Many tests are available to the public under emergency use authorization, although the FDA has granted several permanent marketing authorizations.
Some therapies, such as remdesivir, have been approved to treat covid-19, although others remain available under emergency use authorization.
Paxlovid and other oral antiviral drugs available under emergency use authorization will continue to be covered by Medicare even though it has not yet been fully approved by the FDA, thanks to a provision Congress implemented as part of the government's spending package for the fiscal year 2023 that was approved in December.
Medicare does not typically cover treatments available under emergency use authorization, but has done so during the pandemic as part of a public health emergency.
Vaccines developed by Pfizer/BioNTech, Moderna and Johnson & Johnson, and Novavax were also initially made available through emergency use authorization, though some have since been fully approved by the FDA for certain ages.
HHS also issued another statement that provides immunity from liability to pharmacists who administer COVID-19 vaccines to children and to healthcare professionals who vaccinate people in states outside of the state in which they are licensed.
The term expires in October 2024.
White House response
The White House intervened because House Democrats were concerned about voting against Republican legislation to end the public health emergency that is due to be introduced this week without a plan from the Biden administration, a senior official said. Democratic adviser to CNN.
"Democrats were concerned about the optics of voting against Republicans to end the public health emergency, in the absence of an understanding of if and how we intended to do so from the White House," the adviser said.
"As soon as we saw this bill, obviously it concerned the White House. So it was important that they speak out."
The administration maintains that the bills are unnecessary because it intends to end emergencies anyway.
And he pointed out that the continuation of the statements until mid-May does not entail any restriction.
"To be clear, the continuation of these emergency declarations through May 11 does not impose any restrictions whatsoever on individual conduct with respect to COVID-19," the White House statement said.
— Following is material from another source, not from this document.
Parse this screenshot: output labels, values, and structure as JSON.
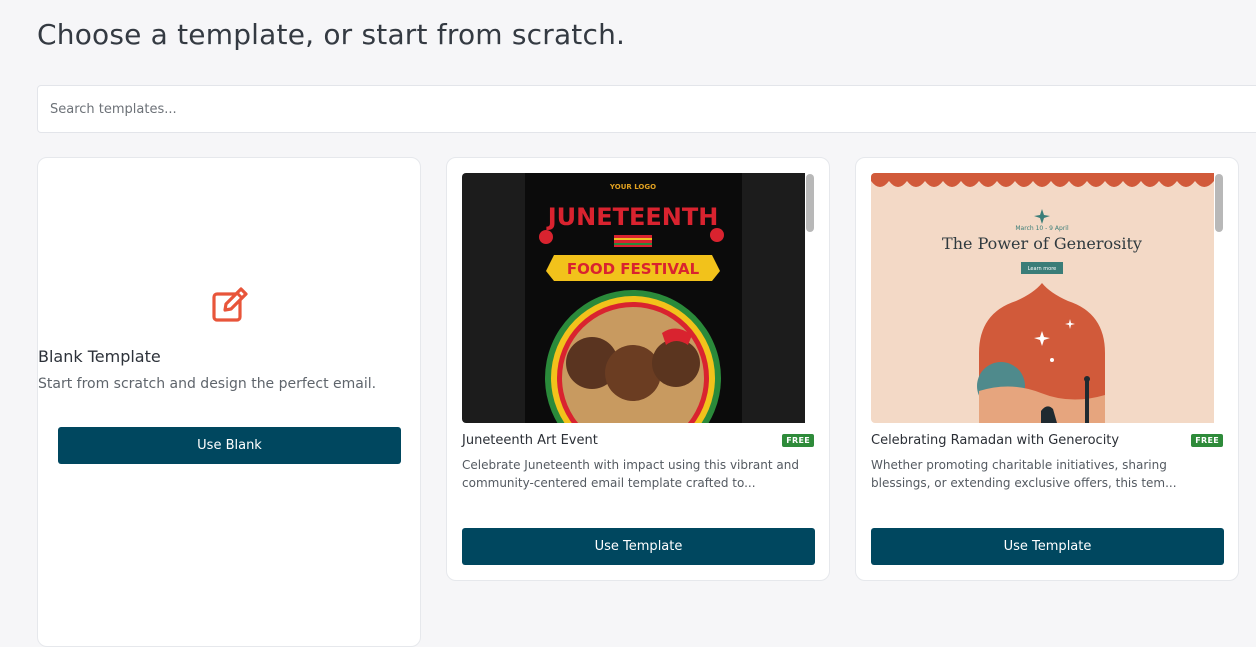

"They do not impose mask or vaccine mandates. They do not restrict the operation of schools or businesses. They do not require the use of any medicine or test in response to covid-19 cases."
The White House said it would extend the COVID-19 emergencies one last time to ensure an orderly reduction of key authorities that states, health care providers and patients have relied on throughout the pandemic.
A White House official pointed to the success of the vaccination campaign and the reduction in covid cases, hospitalizations and deaths as justification for lifting the emergency declarations.
The official said a final extension will allow for a smooth transition for healthcare providers and patients, noting that healthcare facilities have already begun preparing for that transition.
The administration is actively reviewing the flexible policies that were authorized under the public health emergency to determine which ones may remain in effect after the May 11 lift.
The adviser told CNN that it will be up to each member to decide what is best for their district and how they will vote on the legislation this week.
The declaration of an end to the public health emergency will also end the border restriction known as Title 42, likely triggering a showdown on Capitol Hill.
-- CNN's Annie Grayer contributed to this report.
-- CNN's Annie Grayer contributed to this report.